‘The Artist’ magazine, October 2013 (Which I highly recommend, by the way)
I'm starting a four-week Drawing course on the 9th November - Saturday afternoon - from 2pm to 4.30pm in my studio in Manikata.
I can GUARANTEE that I can help you to see the world differently, which makes it so much easier to draw anything you choose. Complete beginners and those that need to brush up their drawing skills are all welcome. The only materilas you will need are a cheap A4 sketchbook and a 2B pencil.
80 euro for the course, which will be very structured and so - well - don't miss any!
This structured course of six classes will cover all the basics that you need to know to either learn to draw or improve your skills. Easy steps for using tone, perspective, measuring and composition will give you the confidence to tackle any subject. Advice on how to mix colours and use basic watercolour techniques will set you on the road to making your own pictures.
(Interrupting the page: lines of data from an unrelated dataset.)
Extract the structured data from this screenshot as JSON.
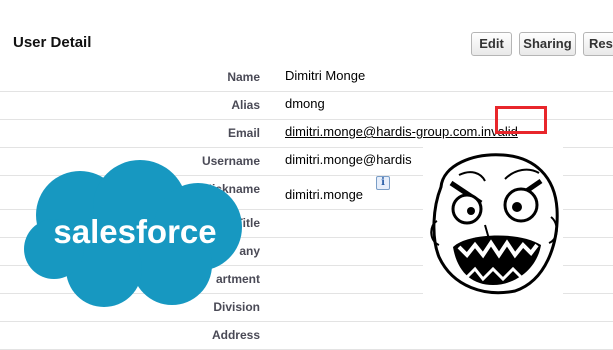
{
  "header": {
    "title": "User Detail",
    "buttons": {
      "edit": "Edit",
      "sharing": "Sharing",
      "reset": "Rese"
    }
  },
  "fields": [
    {
      "label": "Name",
      "value": "Dimitri Monge"
    },
    {
      "label": "Alias",
      "value": "dmong"
    },
    {
      "label": "Email",
      "value": "dimitri.monge@hardis-group.com.invalid"
    },
    {
      "label": "Username",
      "value": "dimitri.monge@hardis"
    },
    {
      "label": "Nickname",
      "value": "dimitri.monge"
    },
    {
      "label": "Title",
      "value": ""
    },
    {
      "label": "any",
      "value": ""
    },
    {
      "label": "artment",
      "value": ""
    },
    {
      "label": "Division",
      "value": ""
    },
    {
      "label": "Address",
      "value": ""
    }
  ],
  "logo": {
    "text": "salesforce",
    "color": "#1798c1"
  },
  "colors": {
    "highlight": "#e8262b",
    "label": "#4a4a56"
  },
  "icons": {
    "info": "i"
  }
}
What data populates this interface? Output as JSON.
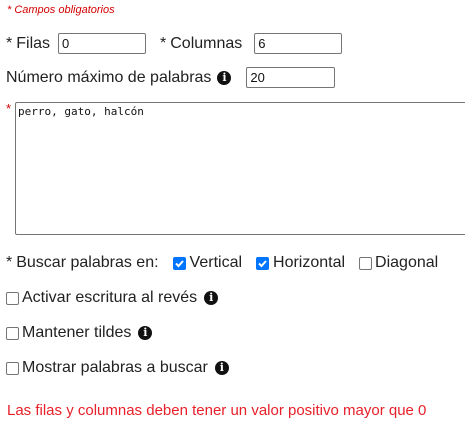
{
  "required_note": "* Campos obligatorios",
  "asterisk": "*",
  "rows": {
    "label": "Filas",
    "value": "0"
  },
  "columns": {
    "label": "Columnas",
    "value": "6"
  },
  "max_words": {
    "label": "Número máximo de palabras",
    "value": "20"
  },
  "words": {
    "value": "perro, gato, halcón"
  },
  "search": {
    "label": "Buscar palabras en:",
    "options": [
      {
        "label": "Vertical",
        "checked": true
      },
      {
        "label": "Horizontal",
        "checked": true
      },
      {
        "label": "Diagonal",
        "checked": false
      }
    ]
  },
  "reverse": {
    "label": "Activar escritura al revés",
    "checked": false
  },
  "accents": {
    "label": "Mantener tildes",
    "checked": false
  },
  "show_words": {
    "label": "Mostrar palabras a buscar",
    "checked": false
  },
  "error_message": "Las filas y columnas deben tener un valor positivo mayor que 0",
  "icons": {
    "info": "info-icon",
    "check": "check-icon"
  },
  "colors": {
    "accent": "#0075ff",
    "required": "#d40000",
    "error": "#e8202a"
  }
}
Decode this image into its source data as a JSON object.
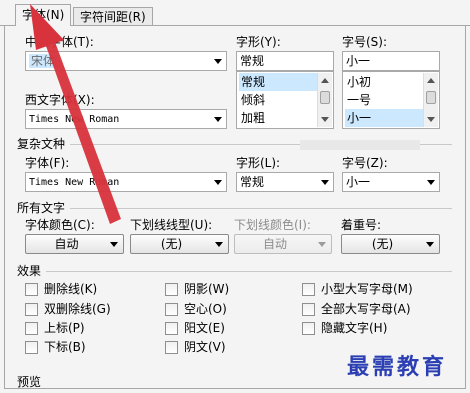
{
  "tabs": [
    {
      "label": "字体(N)"
    },
    {
      "label": "字符间距(R)"
    }
  ],
  "chinese_font": {
    "label": "中文字体(T):",
    "value": "宋体"
  },
  "font_style": {
    "label": "字形(Y):",
    "value": "常规",
    "items": [
      "常规",
      "倾斜",
      "加粗"
    ]
  },
  "font_size": {
    "label": "字号(S):",
    "value": "小一",
    "items": [
      "小初",
      "一号",
      "小一"
    ]
  },
  "western_font": {
    "label": "西文字体(X):",
    "value": "Times New Roman"
  },
  "complex_script": {
    "group_label": "复杂文种",
    "font_label": "字体(F):",
    "font_value": "Times New Roman",
    "style_label": "字形(L):",
    "style_value": "常规",
    "size_label": "字号(Z):",
    "size_value": "小一"
  },
  "all_text": {
    "group_label": "所有文字",
    "font_color_label": "字体颜色(C):",
    "font_color_value": "自动",
    "underline_type_label": "下划线线型(U):",
    "underline_type_value": "(无)",
    "underline_color_label": "下划线颜色(I):",
    "underline_color_value": "自动",
    "emphasis_label": "着重号:",
    "emphasis_value": "(无)"
  },
  "effects": {
    "group_label": "效果",
    "items": [
      {
        "label": "删除线(K)"
      },
      {
        "label": "双删除线(G)"
      },
      {
        "label": "上标(P)"
      },
      {
        "label": "下标(B)"
      },
      {
        "label": "阴影(W)"
      },
      {
        "label": "空心(O)"
      },
      {
        "label": "阳文(E)"
      },
      {
        "label": "阴文(V)"
      },
      {
        "label": "小型大写字母(M)"
      },
      {
        "label": "全部大写字母(A)"
      },
      {
        "label": "隐藏文字(H)"
      }
    ]
  },
  "preview": {
    "group_label": "预览"
  },
  "watermark": {
    "text": "最需教育"
  },
  "colors": {
    "annotation_arrow": "#d8323c",
    "selection": "#cce8ff",
    "watermark": "#2b3fb3"
  }
}
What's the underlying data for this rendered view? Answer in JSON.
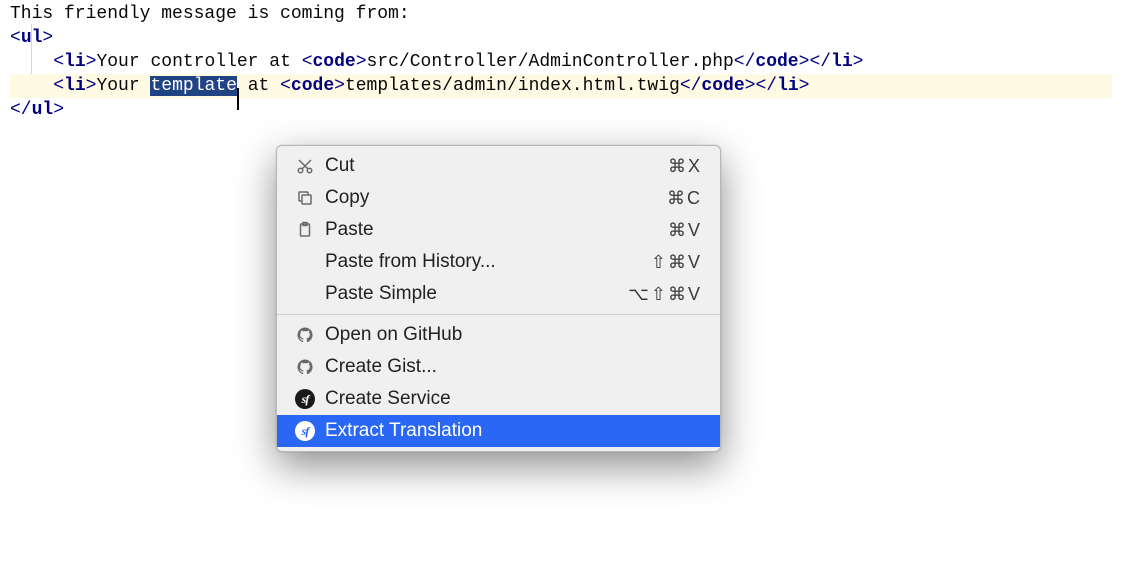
{
  "code": {
    "line1_text": "This friendly message is coming from:",
    "ul_open": "ul",
    "ul_close": "ul",
    "li_open": "li",
    "li_close": "li",
    "code_open": "code",
    "code_close": "code",
    "line2_prefix": "Your controller at ",
    "line2_path": "src/Controller/AdminController.php",
    "line3_prefix": "Your ",
    "line3_selected": "template",
    "line3_suffix": " at ",
    "line3_path": "templates/admin/index.html.twig"
  },
  "menu": {
    "items": [
      {
        "icon": "cut",
        "label": "Cut",
        "shortcut": "⌘X"
      },
      {
        "icon": "copy",
        "label": "Copy",
        "shortcut": "⌘C"
      },
      {
        "icon": "paste",
        "label": "Paste",
        "shortcut": "⌘V"
      },
      {
        "icon": "",
        "label": "Paste from History...",
        "shortcut": "⇧⌘V"
      },
      {
        "icon": "",
        "label": "Paste Simple",
        "shortcut": "⌥⇧⌘V"
      },
      "---",
      {
        "icon": "gh",
        "label": "Open on GitHub",
        "shortcut": ""
      },
      {
        "icon": "gh",
        "label": "Create Gist...",
        "shortcut": ""
      },
      {
        "icon": "sf",
        "label": "Create Service",
        "shortcut": ""
      },
      {
        "icon": "sf",
        "label": "Extract Translation",
        "shortcut": "",
        "highlight": true
      }
    ]
  }
}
All in a friendly and creative atmosphere :-)
Classes begin on Saturday the 16th March from 4.30 - 7pm.120 euro for 6 classes – booking can only be accepted upon payment, as places are limited.
For more information please contact Jeni on the form below
Or Sistina on 21335548
Wednesday classes are continuing at Sistina, and also Sunday morning creativity sessions in Manikata.......
Classes at Sistina are starting again!!
It will be lovely to be back at Sistina Art Shop, 118 The Strand Sliema again!
Classes begin on Wednesday 13th February at 10am til 12.30pm
We'll be doing drawing exercises and explorations into different ways of approaching picture-making, covering everything from tone to perspective to colour mixing..... we'll work mainly in watercolours, but mixed media and Other Stuff usually appear too!
Places are limited, so please email me on firstname.lastname@example.org for more info and a booking form
Creativity Workshops in Manikata
Classes will resume on February 17th
in the usual format of an hour of focused drawing practice followed by creative exercises in different media.
120 e for 6 classes, 23 e for drop-in classes, 28 e including all materials.
Please email me on email@example.com for more info and a booking form
"Love" by Anne Hoshi Furuya
Japanese Calligraphy Workshop
Saturday 23rd February 2013 10am (sharp) - 4pm
Only 45 euro including all materials - and a vegetarian Japanese lunch!
A fun day with Anne Hoshi Furuya, the talented daughter of a professional Japanese calligraphy teacher in Japan.
Using authentic equipment, we will learn : -
*how to write our own names in Japanese characters
*make a lucky New Year card using traditional methods
* a little origami
Please wear suitable clothes (ink stains!) or bring an apron.
The workshop will take place in Jeni Caruana's studio in Manikata.
PLACES ARE LIMITED AND CAN ONLY BE RESERVED AGAINST PAYMENT IN FULL.
Please email me on firstname.lastname@example.org for more info and a booking form
I love to paint - and draw - and help others to discover their creative side too.....
Be the first to see my latest work and hear of new classes by adding your email address below. Thank you!